The American College of Obstetricians and Gynecologists has issued a committee opinion on the health disparities faced by rural women in the United States, highlighting problems of access to care (with emphasis on access to reproductive health) and encouraging physicians to become involved in efforts to reduce and eliminate these problems. The organization explains that “lack of access to adequate women’s health care puts rural women in the US at a greatly increased risk of poor health outcomes compared with women in urban areas.”
In summarizing the issue for ACOG’s press release, Alan G. Waxman, MD, chair of ACOG’s Committee on Health Care for Underserved Women, stated that although “rural communities are home to 17% of all females 15 and older in the US, and 18% of all US births take place there… nearly one-third of rural women live in counties with no ob-gyn at all.”
Committee member Eliza Buyers, MD also remarked:
“When compared with their urban counterparts, US rural women experience higher rates of cervical cancer, and they receive fewer preventive screenings such as mammograms, Pap tests, and colorectal screening. They are also less likely to have received at least one family planning service in the past year and have an increased risk of receiving inadequate, late, or no prenatal care. Without enough health care facilities and clinicians to provide basic women’s health care, these women are at a higher risk of developing problems that could be prevented.
Their reproductive health care is also in jeopardy. Many of the least-populated communities do not have publicly funded family planning clinics, severely limiting a woman’s contraceptive options.”
Among the recommendations to physicians in the opinion (which is unfortunately not freely available online):
- Collaborate with maternal-child and rural health agencies in your state to identify the health needs of rural women and barriers to care. Share your professional expertise as a member of an advisory committee or task force focused on improving the health of rural women.
- Partner with family physicians and other women’s primary care providers to ensure that appropriate consultation and training are available for practitioners in rural areas.

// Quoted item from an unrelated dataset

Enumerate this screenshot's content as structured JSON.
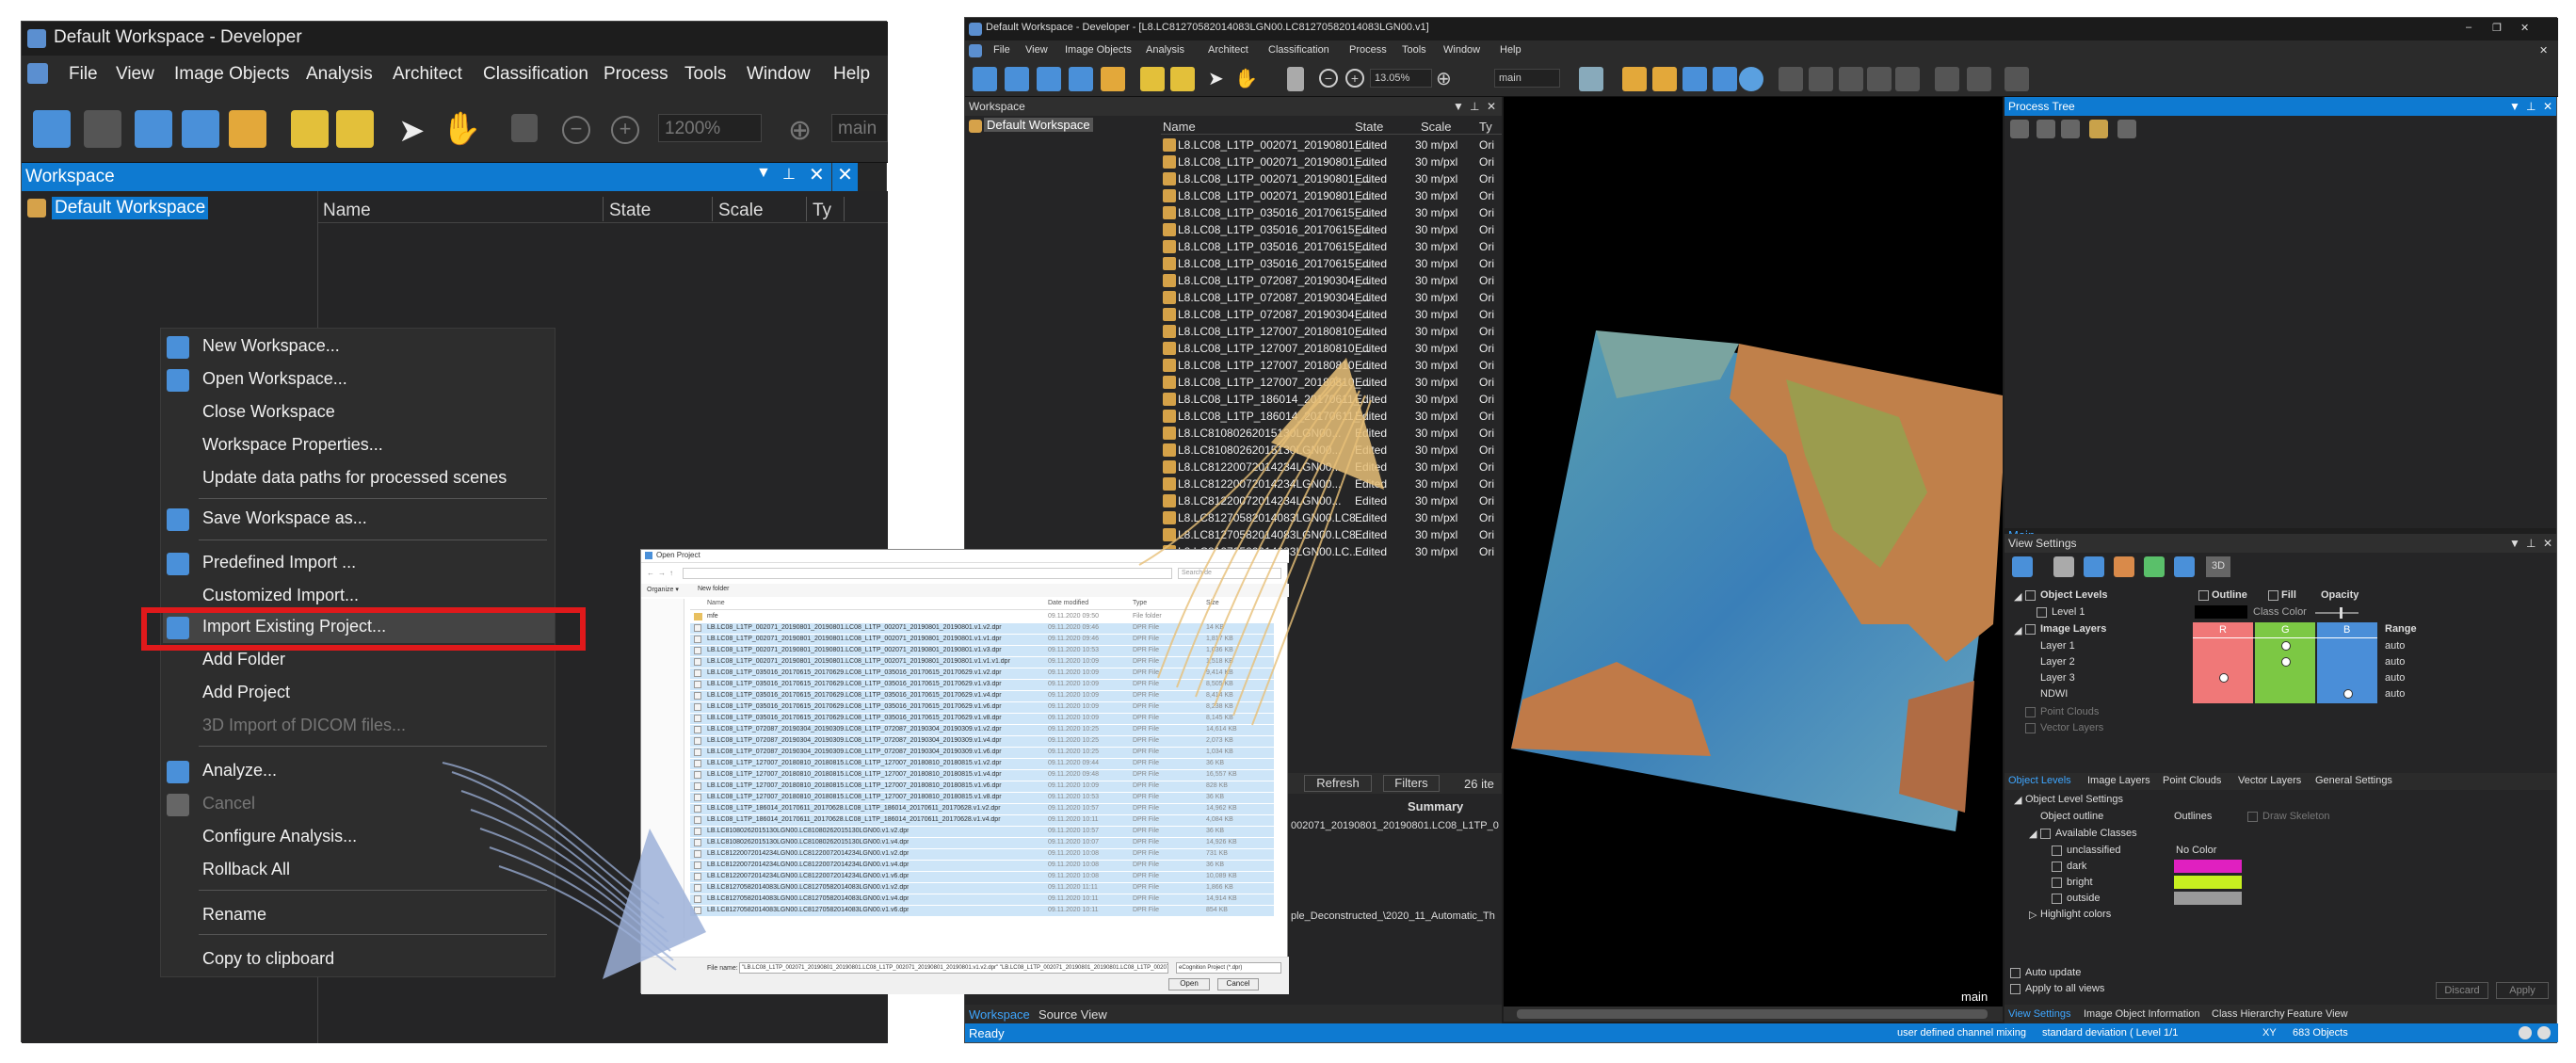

- Conduct further research to understand acceptable conditions for performance of vaginal birth after cesarean delivery in rural areas and to study the effect of vaginal birth after cesarean delivery policies on access to care for rural women.
- Advocate for increased access to contraceptive methods and emergency contraception.
- Advocate for availability of safe, legal, and accessible abortion services.
- Rural health disparities are only partially due to lack of health care services. Rural communities have disparities in education, employment, and poverty that also should be addressed.
While I’m happy to see ACOG encouraging action, these are large problems that are unlikely to be solved by simply telling providers to do more – federal solutions encouraging providers to go to rural areas (such as medical school loan forgiveness) and systemic change are likely needed. For additional discussion of rural health issues, see the Rural Women’s Health Project and the National Rural Health Association.